By the 18th century at least, some middle class women were pursuing professional interests as musicians, painters, or, especially as writers like Fanny Burney, Maria Edgeworth, Joanna Bailey, Jane Austen, and then the Brontes. The lady writer became one of the plagues of the 19th century--Poe had lots of fun tearing the works of Mrs. Sigourney and other female frauds to pieces. This aversion is permanently enshrined by the Mikado: "that singular anomaly, the lady novelist, I'm sure she won't be missed." Nonetheless, well-read and well-bred women of talent contributed greatly to English literature either out of the desire to do something good or, in many cases, because (like the Brontes or Trollope's mother) they needed the money.
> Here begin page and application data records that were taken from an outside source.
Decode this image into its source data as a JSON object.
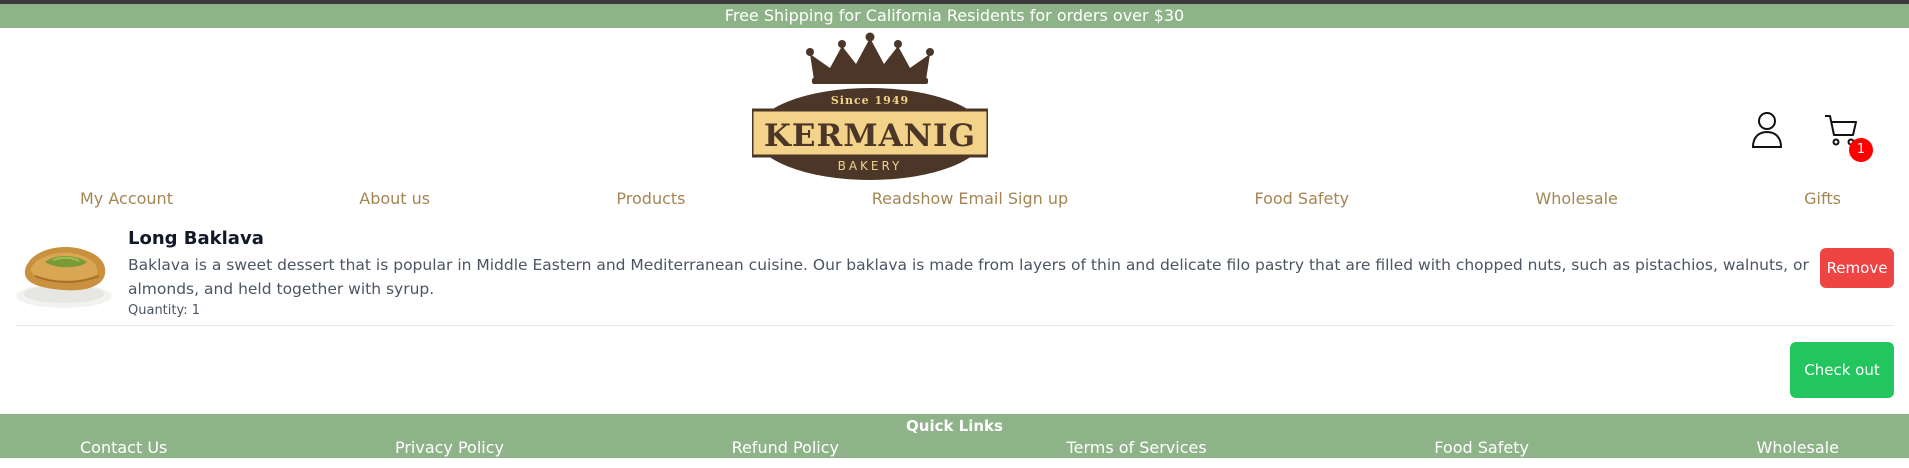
{
  "announcement": "Free Shipping for California Residents for orders over $30",
  "logo": {
    "since": "Since 1949",
    "name": "KERMANIG",
    "sub": "BAKERY"
  },
  "header": {
    "account_icon": "user-icon",
    "cart_icon": "cart-icon",
    "cart_count": "1"
  },
  "nav": {
    "items": [
      "My Account",
      "About us",
      "Products",
      "Readshow Email Sign up",
      "Food Safety",
      "Wholesale",
      "Gifts"
    ]
  },
  "cart": {
    "items": [
      {
        "title": "Long Baklava",
        "description": "Baklava is a sweet dessert that is popular in Middle Eastern and Mediterranean cuisine. Our baklava is made from layers of thin and delicate filo pastry that are filled with chopped nuts, such as pistachios, walnuts, or almonds, and held together with syrup.",
        "quantity": "Quantity: 1",
        "remove_label": "Remove"
      }
    ],
    "checkout_label": "Check out"
  },
  "footer": {
    "title": "Quick Links",
    "links": [
      "Contact Us",
      "Privacy Policy",
      "Refund Policy",
      "Terms of Services",
      "Food Safety",
      "Wholesale"
    ]
  },
  "colors": {
    "green_bar": "#8fb389",
    "nav_text": "#a58553",
    "logo_brown": "#4b3628",
    "logo_gold": "#f3d38a",
    "remove": "#ef4444",
    "checkout": "#22c55e",
    "badge": "#ff0000"
  }
}
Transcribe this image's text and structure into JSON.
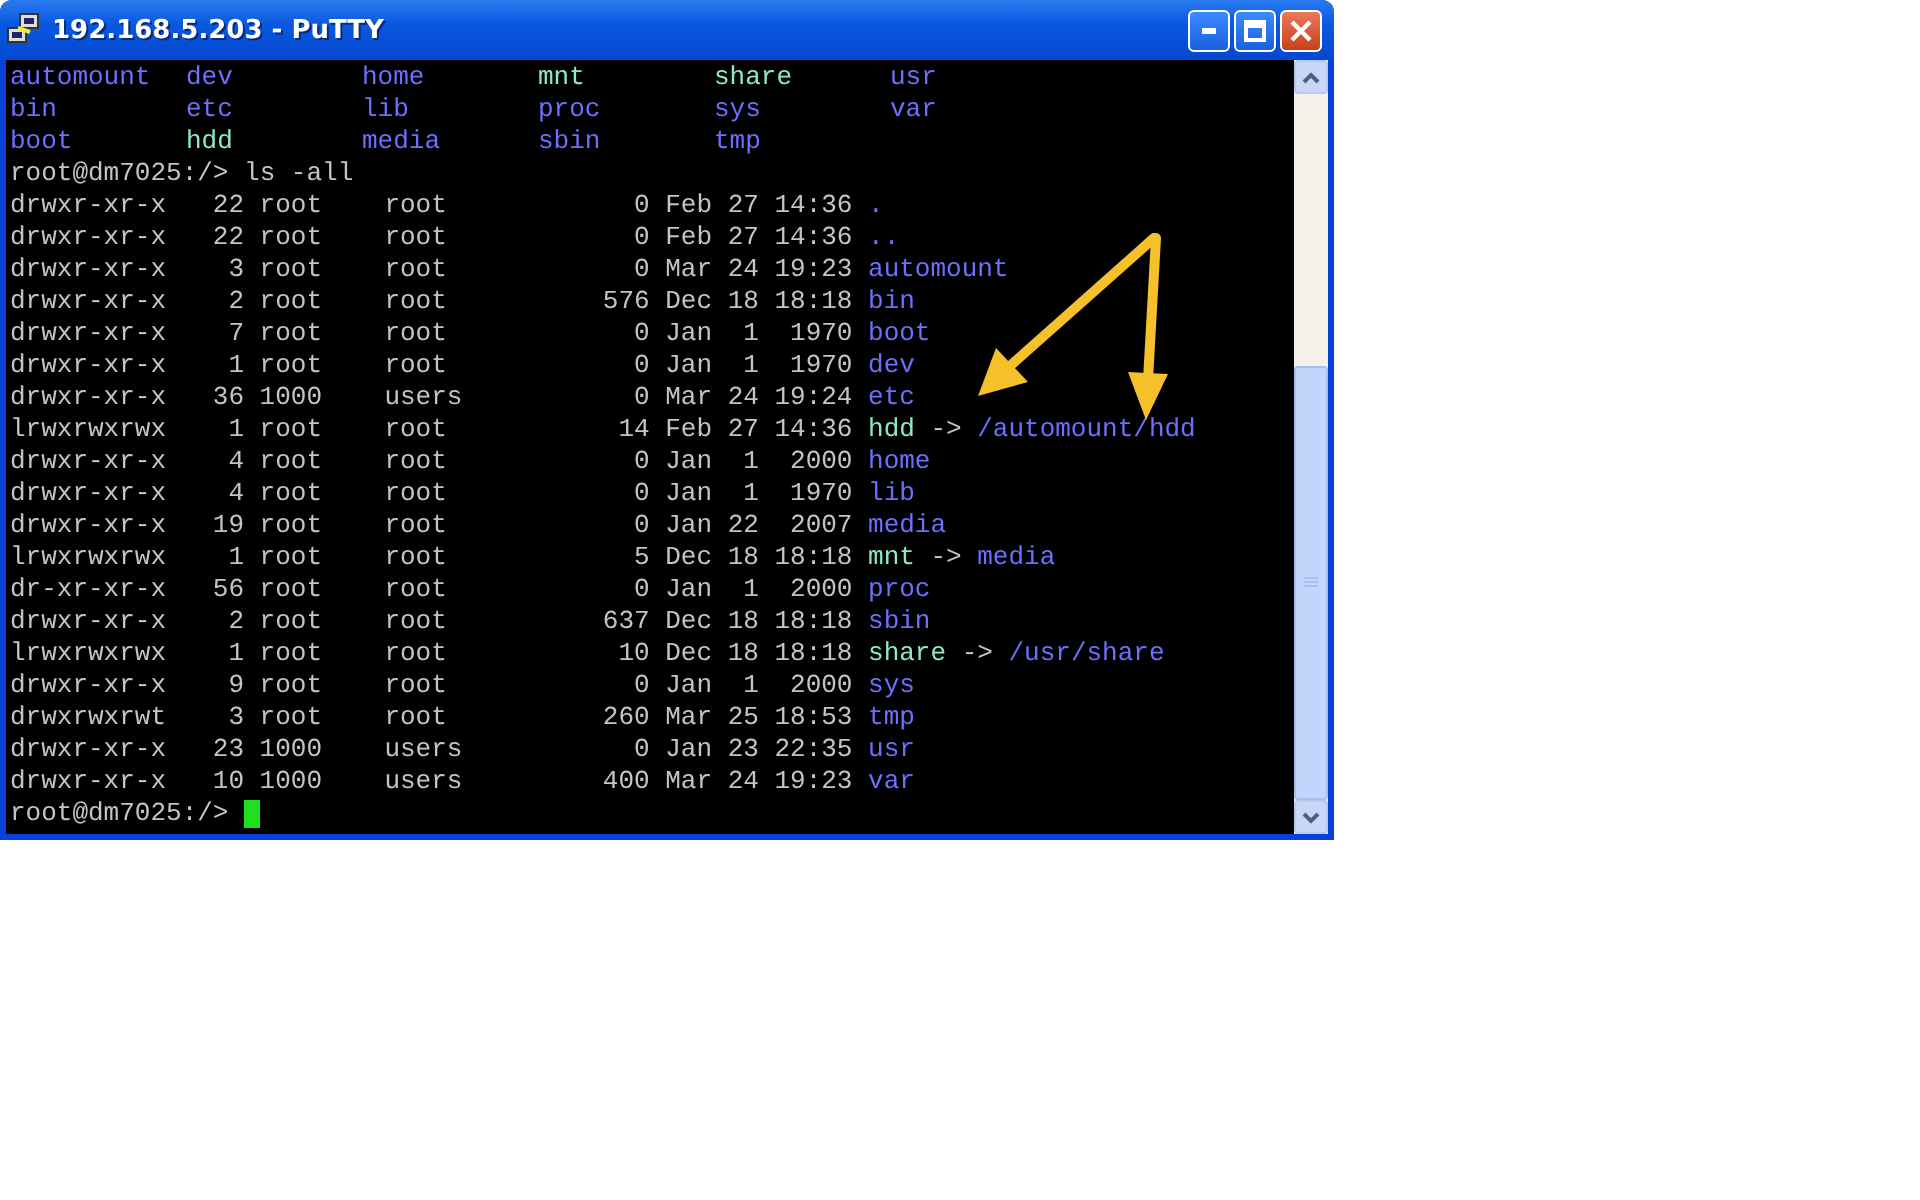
{
  "window": {
    "title": "192.168.5.203 - PuTTY"
  },
  "listing": [
    {
      "name": "automount",
      "kind": "dir"
    },
    {
      "name": "dev",
      "kind": "dir"
    },
    {
      "name": "home",
      "kind": "dir"
    },
    {
      "name": "mnt",
      "kind": "link"
    },
    {
      "name": "share",
      "kind": "link"
    },
    {
      "name": "usr",
      "kind": "dir"
    },
    {
      "name": "bin",
      "kind": "dir"
    },
    {
      "name": "etc",
      "kind": "dir"
    },
    {
      "name": "lib",
      "kind": "dir"
    },
    {
      "name": "proc",
      "kind": "dir"
    },
    {
      "name": "sys",
      "kind": "dir"
    },
    {
      "name": "var",
      "kind": "dir"
    },
    {
      "name": "boot",
      "kind": "dir"
    },
    {
      "name": "hdd",
      "kind": "link"
    },
    {
      "name": "media",
      "kind": "dir"
    },
    {
      "name": "sbin",
      "kind": "dir"
    },
    {
      "name": "tmp",
      "kind": "dir"
    }
  ],
  "command": {
    "prompt": "root@dm7025:/>",
    "text": "ls -all"
  },
  "entries": [
    {
      "perms": "drwxr-xr-x",
      "links": "22",
      "owner": "root",
      "group": "root",
      "size": "0",
      "date": "Feb 27 14:36",
      "name": ".",
      "kind": "dir"
    },
    {
      "perms": "drwxr-xr-x",
      "links": "22",
      "owner": "root",
      "group": "root",
      "size": "0",
      "date": "Feb 27 14:36",
      "name": "..",
      "kind": "dir"
    },
    {
      "perms": "drwxr-xr-x",
      "links": "3",
      "owner": "root",
      "group": "root",
      "size": "0",
      "date": "Mar 24 19:23",
      "name": "automount",
      "kind": "dir"
    },
    {
      "perms": "drwxr-xr-x",
      "links": "2",
      "owner": "root",
      "group": "root",
      "size": "576",
      "date": "Dec 18 18:18",
      "name": "bin",
      "kind": "dir"
    },
    {
      "perms": "drwxr-xr-x",
      "links": "7",
      "owner": "root",
      "group": "root",
      "size": "0",
      "date": "Jan  1  1970",
      "name": "boot",
      "kind": "dir"
    },
    {
      "perms": "drwxr-xr-x",
      "links": "1",
      "owner": "root",
      "group": "root",
      "size": "0",
      "date": "Jan  1  1970",
      "name": "dev",
      "kind": "dir"
    },
    {
      "perms": "drwxr-xr-x",
      "links": "36",
      "owner": "1000",
      "group": "users",
      "size": "0",
      "date": "Mar 24 19:24",
      "name": "etc",
      "kind": "dir"
    },
    {
      "perms": "lrwxrwxrwx",
      "links": "1",
      "owner": "root",
      "group": "root",
      "size": "14",
      "date": "Feb 27 14:36",
      "name": "hdd",
      "kind": "link",
      "arrow": "->",
      "target": "/automount/hdd"
    },
    {
      "perms": "drwxr-xr-x",
      "links": "4",
      "owner": "root",
      "group": "root",
      "size": "0",
      "date": "Jan  1  2000",
      "name": "home",
      "kind": "dir"
    },
    {
      "perms": "drwxr-xr-x",
      "links": "4",
      "owner": "root",
      "group": "root",
      "size": "0",
      "date": "Jan  1  1970",
      "name": "lib",
      "kind": "dir"
    },
    {
      "perms": "drwxr-xr-x",
      "links": "19",
      "owner": "root",
      "group": "root",
      "size": "0",
      "date": "Jan 22  2007",
      "name": "media",
      "kind": "dir"
    },
    {
      "perms": "lrwxrwxrwx",
      "links": "1",
      "owner": "root",
      "group": "root",
      "size": "5",
      "date": "Dec 18 18:18",
      "name": "mnt",
      "kind": "link",
      "arrow": "->",
      "target": "media"
    },
    {
      "perms": "dr-xr-xr-x",
      "links": "56",
      "owner": "root",
      "group": "root",
      "size": "0",
      "date": "Jan  1  2000",
      "name": "proc",
      "kind": "dir"
    },
    {
      "perms": "drwxr-xr-x",
      "links": "2",
      "owner": "root",
      "group": "root",
      "size": "637",
      "date": "Dec 18 18:18",
      "name": "sbin",
      "kind": "dir"
    },
    {
      "perms": "lrwxrwxrwx",
      "links": "1",
      "owner": "root",
      "group": "root",
      "size": "10",
      "date": "Dec 18 18:18",
      "name": "share",
      "kind": "link",
      "arrow": "->",
      "target": "/usr/share"
    },
    {
      "perms": "drwxr-xr-x",
      "links": "9",
      "owner": "root",
      "group": "root",
      "size": "0",
      "date": "Jan  1  2000",
      "name": "sys",
      "kind": "dir"
    },
    {
      "perms": "drwxrwxrwt",
      "links": "3",
      "owner": "root",
      "group": "root",
      "size": "260",
      "date": "Mar 25 18:53",
      "name": "tmp",
      "kind": "dir"
    },
    {
      "perms": "drwxr-xr-x",
      "links": "23",
      "owner": "1000",
      "group": "users",
      "size": "0",
      "date": "Jan 23 22:35",
      "name": "usr",
      "kind": "dir"
    },
    {
      "perms": "drwxr-xr-x",
      "links": "10",
      "owner": "1000",
      "group": "users",
      "size": "400",
      "date": "Mar 24 19:23",
      "name": "var",
      "kind": "dir"
    }
  ],
  "final_prompt": {
    "prompt": "root@dm7025:/>"
  }
}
But, and here is the point, they did not leave their families and enter the workforce.
In sum, the feminist truism is basically as false as most aspects of feminism. When women did hard work outside the home, it was because they had to. They were the victims either of some terrible economic decline or of liberal capitalism's destruction of the social networks of Christendom. Many women who do servile and menial work today are in even worse condition, because they have internalized their servitude and are proud of clerking in a store or teaching violent hooligans in a public school. Yes, it has become much harder for a middle-class man to take care of his wife and children, and I do not at all dismiss the claims of economic hardship, but the first step toward sanity is to recognize that for a woman to do all but the highest work--as physician, scientist, scholar, poet--outside the context of the family is outside the norms of human history and to be permitted only in case of necessity. I am not talking about "turning back the clock" but of acknowledging the claims of reality--biological, historical, and moral.
Thomas Fleming is the former editor of Chronicles: A Magazine of American Culture. He is the author of The Politics of Human Nature, Montenegro: The Divided Land, and The Morality of Everyday Life, named Editors' Choice in philosophy by Booklist in 2005. He is the coauthor of The Conservative Movement and the editor of Immigration and the American Identity. He holds a Ph.D. in classics from the University of North Carolina, Chapel Hill. Before joining the Rockford Institute, he taught classics at the University of Miami of Ohio, served as an advisor to the U.S. Department of Education, and was headmaster at the Archibald Rutledge Academy. He has been published in, among others, The Spectator (London), Independent on Sunday (London), Los Angeles Times, Washington Post, USA Today, Chicago Sun-Times, National Review, Classical Journal, Telos, and Modern Age. He and his wife, Gail, have four children and four grandchildren.